Before ascending the throne Artaxerxes was a satrap and commander of his father's army. Artaxerxes came to power after one of his brothers was executed, another committed suicide, the last murdered and his father, Artaxerxes II died. Soon after becoming king, Artaxerxes murdered all of the royal family to secure his place as king. He started two major campaigns against Egypt. The first campaign failed, and was followed up by rebellions throughout the western part of his empire. In 343 BC, Artaxerxes defeated Nectanebo II, the Pharaoh of Egypt, driving him from Egypt, stopping a revolt in Phoenicia on the way.

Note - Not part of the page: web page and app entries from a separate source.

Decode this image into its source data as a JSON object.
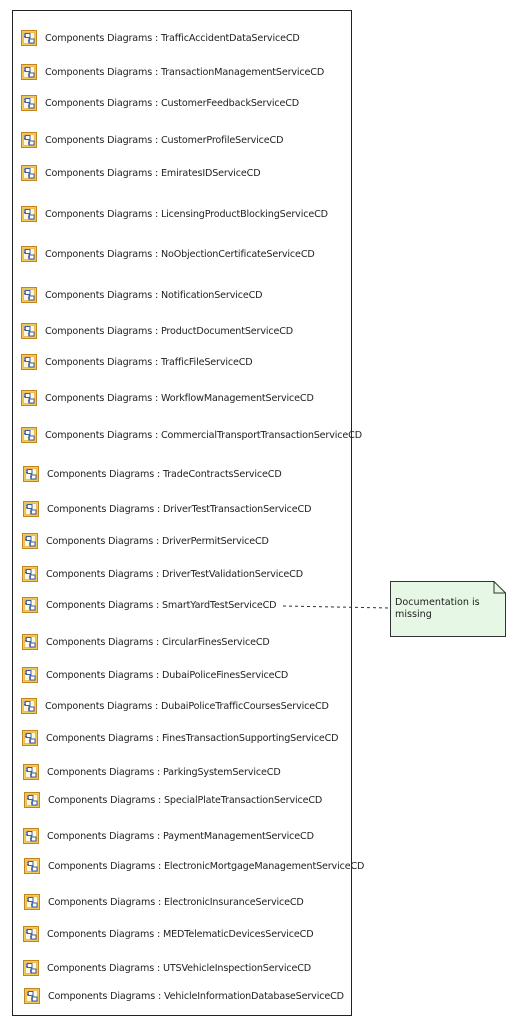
{
  "items": [
    {
      "label": "Components Diagrams : TrafficAccidentDataServiceCD"
    },
    {
      "label": "Components Diagrams : TransactionManagementServiceCD"
    },
    {
      "label": "Components Diagrams : CustomerFeedbackServiceCD"
    },
    {
      "label": "Components Diagrams : CustomerProfileServiceCD"
    },
    {
      "label": "Components Diagrams : EmiratesIDServiceCD"
    },
    {
      "label": "Components Diagrams : LicensingProductBlockingServiceCD"
    },
    {
      "label": "Components Diagrams : NoObjectionCertificateServiceCD"
    },
    {
      "label": "Components Diagrams : NotificationServiceCD"
    },
    {
      "label": "Components Diagrams : ProductDocumentServiceCD"
    },
    {
      "label": "Components Diagrams : TrafficFileServiceCD"
    },
    {
      "label": "Components Diagrams : WorkflowManagementServiceCD"
    },
    {
      "label": "Components Diagrams : CommercialTransportTransactionServiceCD"
    },
    {
      "label": "Components Diagrams : TradeContractsServiceCD"
    },
    {
      "label": "Components Diagrams : DriverTestTransactionServiceCD"
    },
    {
      "label": "Components Diagrams : DriverPermitServiceCD"
    },
    {
      "label": "Components Diagrams : DriverTestValidationServiceCD"
    },
    {
      "label": "Components Diagrams : SmartYardTestServiceCD"
    },
    {
      "label": "Components Diagrams : CircularFinesServiceCD"
    },
    {
      "label": "Components Diagrams : DubaiPoliceFinesServiceCD"
    },
    {
      "label": "Components Diagrams : DubaiPoliceTrafficCoursesServiceCD"
    },
    {
      "label": "Components Diagrams : FinesTransactionSupportingServiceCD"
    },
    {
      "label": "Components Diagrams : ParkingSystemServiceCD"
    },
    {
      "label": "Components Diagrams : SpecialPlateTransactionServiceCD"
    },
    {
      "label": "Components Diagrams : PaymentManagementServiceCD"
    },
    {
      "label": "Components Diagrams : ElectronicMortgageManagementServiceCD"
    },
    {
      "label": "Components Diagrams : ElectronicInsuranceServiceCD"
    },
    {
      "label": "Components Diagrams : MEDTelematicDevicesServiceCD"
    },
    {
      "label": "Components Diagrams : UTSVehicleInspectionServiceCD"
    },
    {
      "label": "Components Diagrams : VehicleInformationDatabaseServiceCD"
    }
  ],
  "note": {
    "text": "Documentation is missing"
  },
  "icon": "component-diagram-icon",
  "colors": {
    "note_fill": "#e6f7e6",
    "note_border": "#333333",
    "icon_fill": "#f2c75c",
    "icon_border": "#c0861a",
    "icon_glyph": "#3c5fa8"
  }
}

In Artaxerxes' later years, Philip II of Macedon's power was increasing in Greece, where he tried to convince the Greeks to revolt against the Achaemenid Empire. His activities were opposed by Artaxerxes, and with his support, the city of Perinthus resisted a Macedonian siege.
There is evidence for a renewed building policy at Persepolis in his later life, where Artaxerxes erected a new palace and built his own tomb, and began long-term projects such as the Unfinished Gate.
Artaxerxes III (Old Persian: 𐎠𐎼𐎫𐎧𐏁𐏂, Artaxšaçrā, "he whose empire is well-fitted" or "perfected", or Arta:"honoured" + Xerxes: "a king" ("the honoured king"), according to Herodotus "the great warrior") was the throne name adopted by Ochus when he succeeded his father in 358 BC. He is generally referred to as Ochus, but in modern Iran he is known as Ardeshir III (Persian: اردشیر سوم). In Babylonian inscriptions he is called "Umasu, who is called Artakshatsu". The same form of the name (probably pronounced Uvasu) occurs in the Syrian version of the Canon of Kings by Elias of Nusaybin.